Oppenheim Law would never accuse the banks of committing fraud, perjury, impersonation, notary fraud, contempt of court, lying, violating Constitutional protections, or being tax cheats. Nevertheless, we do make this advisory: Be careful of what you sign.
As soon as you think the coast is clear, it’s the return of the robo-signers.
Suspected robo-signed documents are cropping up again in county deed records, according to the Associated Press. These new documents suggest the previous document mill scandals are part of an endemic problem at banks, not a one-off affair like the banks would have you believe.
In explaining the document mill scandals, banks claimed they were crushed by a gigantic amount of paperwork. It was while attempting to deal with such a large amount of paperwork that “mistakes” were made, according to the banks. Such claims are now being met with a raised eyebrow.
Registrars in several states have reported seeing suspicious documents. But now, the banks can’t claim they are under a mountain of paperwork: foreclosures, sales, and refinances are all at lower levels than they were in the past several years. Most of the documents under suspicion now are not even related to foreclosures. Rather, they mostly deal with new home purchases and refinances.
The banks are even using some of the exact same names heavily publicized when the scandals first broke like Linda Green and Crystal Moore. Such behavior points to an industry that sees itself as untouchable: too big to fail and too big to be regulated.
The proposed settlement between the banks and the states includes no criminal charges.

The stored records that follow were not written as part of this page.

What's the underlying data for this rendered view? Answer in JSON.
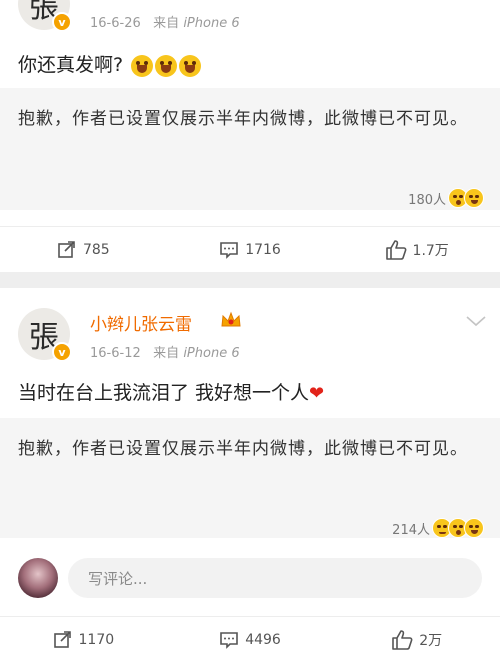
{
  "post1": {
    "time": "16-6-26",
    "source_prefix": "来自",
    "source": "iPhone 6",
    "text": "你还真发啊?",
    "repost_text": "抱歉，作者已设置仅展示半年内微博，此微博已不可见。",
    "likes_label": "180人",
    "actions": {
      "repost": "785",
      "comments": "1716",
      "likes": "1.7万"
    }
  },
  "post2": {
    "username": "小辫儿张云雷",
    "time": "16-6-12",
    "source_prefix": "来自",
    "source": "iPhone 6",
    "text": "当时在台上我流泪了 我好想一个人",
    "repost_text": "抱歉，作者已设置仅展示半年内微博，此微博已不可见。",
    "likes_label": "214人",
    "comment_placeholder": "写评论...",
    "actions": {
      "repost": "1170",
      "comments": "4496",
      "likes": "2万"
    }
  },
  "avatar_char": "張",
  "colors": {
    "username": "#f06b00",
    "verified": "#f5a200",
    "background": "#eeeeee"
  },
  "icons": [
    "share-icon",
    "comment-icon",
    "thumbs-up-icon",
    "chevron-down-icon",
    "crown-icon",
    "verified-badge-icon"
  ]
}
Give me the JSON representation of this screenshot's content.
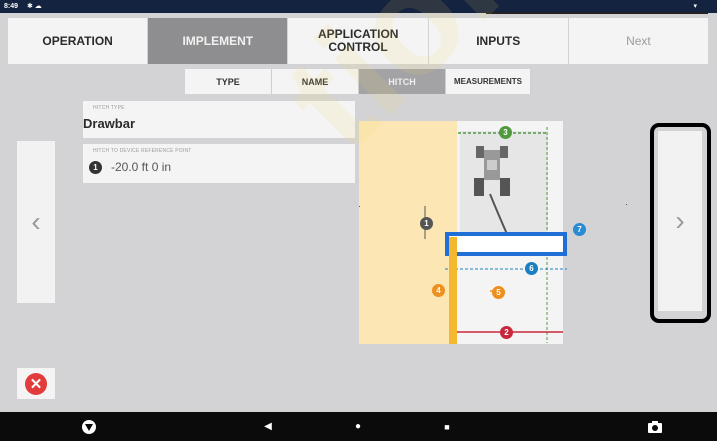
{
  "status_bar": {
    "time": "8:49",
    "icons": "✱ ☁",
    "wifi": "▾"
  },
  "top_tabs": [
    {
      "label": "OPERATION"
    },
    {
      "label": "IMPLEMENT"
    },
    {
      "label": "APPLICATION CONTROL"
    },
    {
      "label": "INPUTS"
    },
    {
      "label": "Next"
    }
  ],
  "sub_tabs": [
    {
      "label": "TYPE"
    },
    {
      "label": "NAME"
    },
    {
      "label": "HITCH"
    },
    {
      "label": "MEASUREMENTS"
    }
  ],
  "fields": {
    "hitch_type": {
      "label": "HITCH TYPE",
      "value": "Drawbar"
    },
    "hitch_offset": {
      "label": "HITCH TO DEVICE REFERENCE POINT",
      "badge": "1",
      "value": "-20.0 ft 0 in"
    }
  },
  "diagram": {
    "badges": {
      "b1": "1",
      "b2": "2",
      "b3": "3",
      "b4": "4",
      "b5": "5",
      "b6": "6",
      "b7": "7"
    }
  },
  "nav": {
    "left_arrow": "‹",
    "right_arrow": "›"
  },
  "cancel_icon": "✕",
  "bottom_bar": {
    "back": "◀",
    "home": "●",
    "recent": "■"
  },
  "watermark": "tions",
  "colors": {
    "active_tab": "#8e8e90",
    "highlight": "#1f6fd6",
    "field": "#fbe6b4"
  }
}
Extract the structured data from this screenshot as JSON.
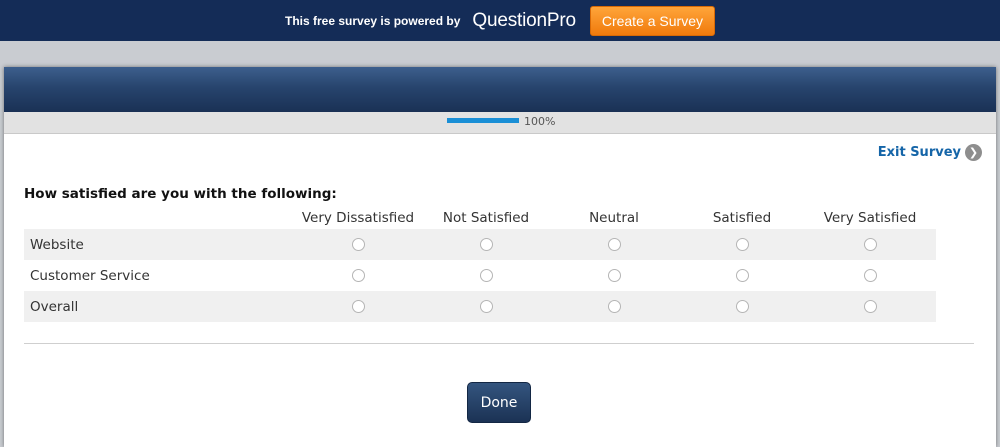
{
  "promo": {
    "text": "This free survey is powered by",
    "brand": "QuestionPro",
    "cta_label": "Create a Survey"
  },
  "progress": {
    "label": "100%",
    "fraction": 1.0
  },
  "exit": {
    "label": "Exit Survey",
    "icon": "arrow-right-circle-icon"
  },
  "question": {
    "text": "How satisfied are you with the following:",
    "columns": [
      "Very Dissatisfied",
      "Not Satisfied",
      "Neutral",
      "Satisfied",
      "Very Satisfied"
    ],
    "rows": [
      "Website",
      "Customer Service",
      "Overall"
    ]
  },
  "done_label": "Done",
  "colors": {
    "promo_bg": "#142c57",
    "cta_orange": "#f7901e",
    "progress_fill": "#1a8fd6",
    "link_blue": "#1565a8",
    "done_bg": "#1f3a60"
  }
}
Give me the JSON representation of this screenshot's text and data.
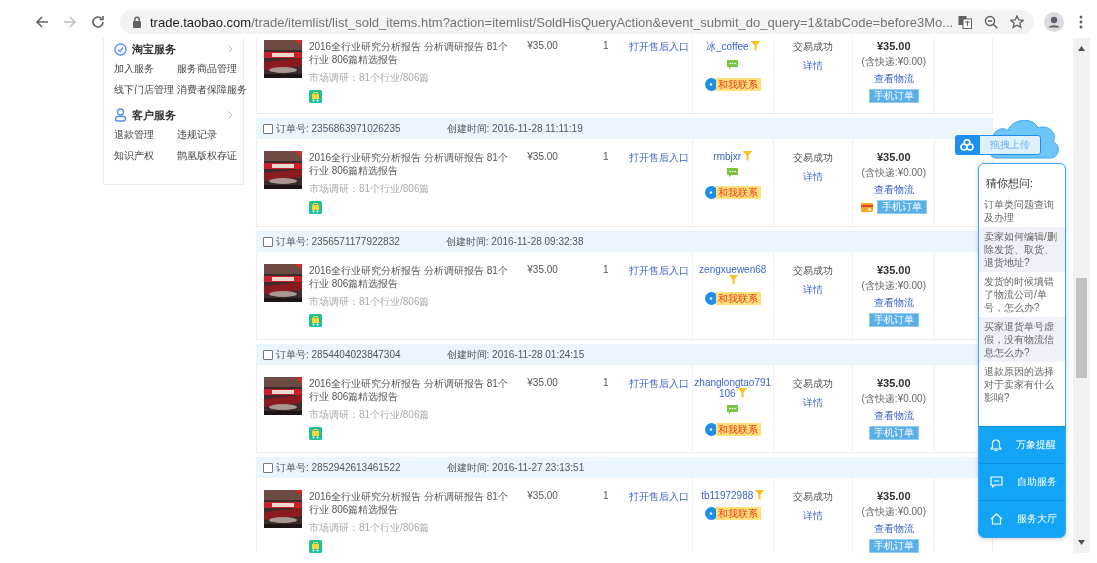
{
  "browser": {
    "host": "trade.taobao.com",
    "path": "/trade/itemlist/list_sold_items.htm?action=itemlist/SoldHisQueryAction&event_submit_do_query=1&tabCode=before3Mo..."
  },
  "sidebar": {
    "sections": [
      {
        "title": "淘宝服务",
        "items": [
          "加入服务",
          "服务商品管理",
          "线下门店管理",
          "消费者保障服务"
        ]
      },
      {
        "title": "客户服务",
        "items": [
          "退款管理",
          "违规记录",
          "知识产权",
          "鹊凰版权存证"
        ]
      }
    ]
  },
  "orders": [
    {
      "item": {
        "title": "2016全行业研究分析报告 分析调研报告 81个行业 806篇精选报告",
        "spec": "市场调研：81个行业/806篇",
        "price": "¥35.00",
        "quantity": "1",
        "after_sale": "打开售后入口",
        "seller": "冰_coffee",
        "has_chat": true,
        "contact": "和我联系",
        "status": "交易成功",
        "detail": "详情",
        "total": "¥35.00",
        "shipping": "(含快递:¥0.00)",
        "logistics": "查看物流",
        "has_card": false,
        "mobile": "手机订单"
      }
    },
    {
      "header": {
        "checked": false,
        "order_no": "订单号: 2356863971026235",
        "created": "创建时间: 2016-11-28 11:11:19"
      },
      "item": {
        "title": "2016全行业研究分析报告 分析调研报告 81个行业 806篇精选报告",
        "spec": "市场调研：81个行业/806篇",
        "price": "¥35.00",
        "quantity": "1",
        "after_sale": "打开售后入口",
        "seller": "rmbjxr",
        "has_chat": true,
        "contact": "和我联系",
        "status": "交易成功",
        "detail": "详情",
        "total": "¥35.00",
        "shipping": "(含快递:¥0.00)",
        "logistics": "查看物流",
        "has_card": true,
        "mobile": "手机订单"
      }
    },
    {
      "header": {
        "checked": false,
        "order_no": "订单号: 2356571177922832",
        "created": "创建时间: 2016-11-28 09:32:38"
      },
      "item": {
        "title": "2016全行业研究分析报告 分析调研报告 81个行业 806篇精选报告",
        "spec": "市场调研：81个行业/806篇",
        "price": "¥35.00",
        "quantity": "1",
        "after_sale": "打开售后入口",
        "seller": "zengxuewen68",
        "has_chat": false,
        "contact": "和我联系",
        "status": "交易成功",
        "detail": "详情",
        "total": "¥35.00",
        "shipping": "(含快递:¥0.00)",
        "logistics": "查看物流",
        "has_card": false,
        "mobile": "手机订单"
      }
    },
    {
      "header": {
        "checked": false,
        "order_no": "订单号: 2854404023847304",
        "created": "创建时间: 2016-11-28 01:24:15"
      },
      "item": {
        "title": "2016全行业研究分析报告 分析调研报告 81个行业 806篇精选报告",
        "spec": "市场调研：81个行业/806篇",
        "price": "¥35.00",
        "quantity": "1",
        "after_sale": "打开售后入口",
        "seller": "zhanglongtao791106",
        "has_chat": true,
        "contact": "和我联系",
        "status": "交易成功",
        "detail": "详情",
        "total": "¥35.00",
        "shipping": "(含快递:¥0.00)",
        "logistics": "查看物流",
        "has_card": false,
        "mobile": "手机订单"
      }
    },
    {
      "header": {
        "checked": false,
        "order_no": "订单号: 2852942613461522",
        "created": "创建时间: 2016-11-27 23:13:51"
      },
      "item": {
        "title": "2016全行业研究分析报告 分析调研报告 81个行业 806篇精选报告",
        "spec": "市场调研：81个行业/806篇",
        "price": "¥35.00",
        "quantity": "1",
        "after_sale": "打开售后入口",
        "seller": "tb11972988",
        "has_chat": false,
        "contact": "和我联系",
        "status": "交易成功",
        "detail": "详情",
        "total": "¥35.00",
        "shipping": "(含快递:¥0.00)",
        "logistics": "查看物流",
        "has_card": false,
        "mobile": "手机订单"
      }
    }
  ],
  "upload": {
    "label": "拖拽上传"
  },
  "help_panel": {
    "title": "猜你想问:",
    "questions": [
      "订单类问题查询及办理",
      "卖家如何编辑/删除发货、取货、退货地址?",
      "发货的时候填错了物流公司/单号，怎么办?",
      "买家退货单号虚假，没有物流信息怎么办?",
      "退款原因的选择对于卖家有什么影响?"
    ],
    "actions": [
      {
        "kind": "bell",
        "label": "万象提醒"
      },
      {
        "kind": "message",
        "label": "自助服务"
      },
      {
        "kind": "home",
        "label": "服务大厅"
      }
    ]
  }
}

Critics say that such slaps on the wrists only foster a culture of impunity, and they appear to be right.